Project manager: Prof. Dr. Patrick Bienert
Scientific staff: Jiline Tölle

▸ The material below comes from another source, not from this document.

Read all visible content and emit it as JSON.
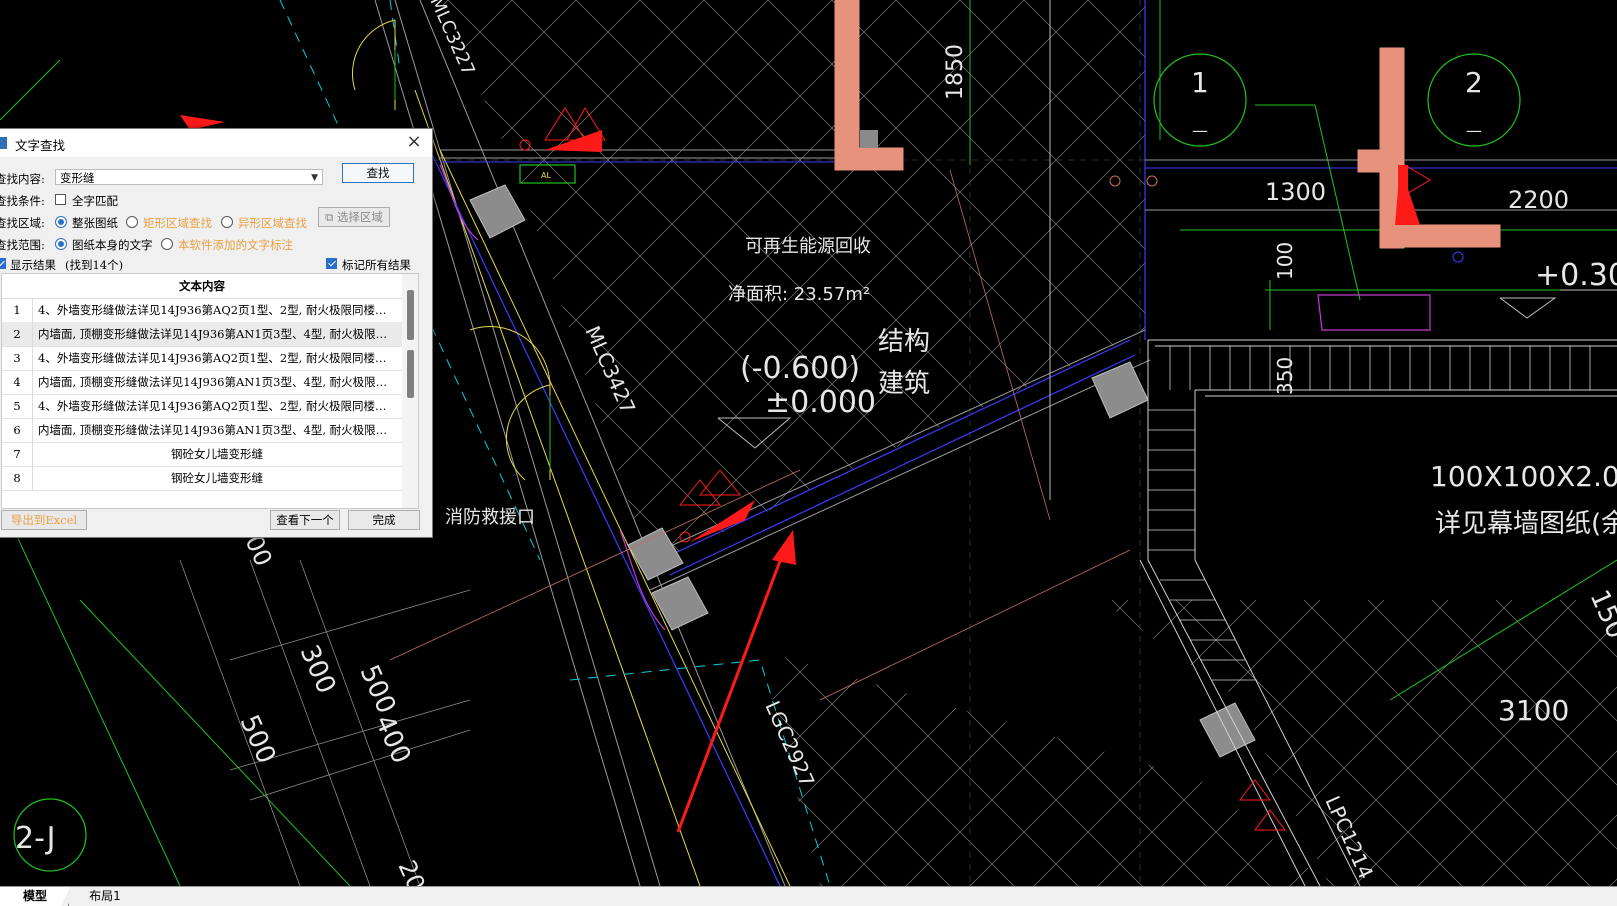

In addition to global warming, projected climate change is predicted to result in more frequent occurrences of contrasting weather extremes, even within the vegetative period of a single crop. The physiological adaption of established high-yielding varieties to such conditions is very limited. In Europe, climate records show that winters with increased precipitation rates have been followed by persistent drought periods in spring. Such a weather sequence strongly challenges the nutrient and water acquisition and subsequent yield of crops such as maize and winter-type oilseed-rape. Nutrients such as nitrate, sulphate and particularly boron are prone to leaching during winter and, even if resupplied during a dry season in spring, can no longer reach plants roots due to the lack of soil water mass flow towards the roots. Boron deficiency causes a significant inhibition of root growth. The associated lack of further root expansion and foraging of the soil is detrimental in an environment which is already limited in water and nutrients. The aim of this project is to identify specific Boron / water efficiency mechanisms in crops and to make them available for climate adapting breeding strategies. Complementary, an optimized field-suitable Boron fertilizer management is targeted. This will help to achieve a healthy root and shoot development in early summer, even under climatically-caused water limiting growth conditions.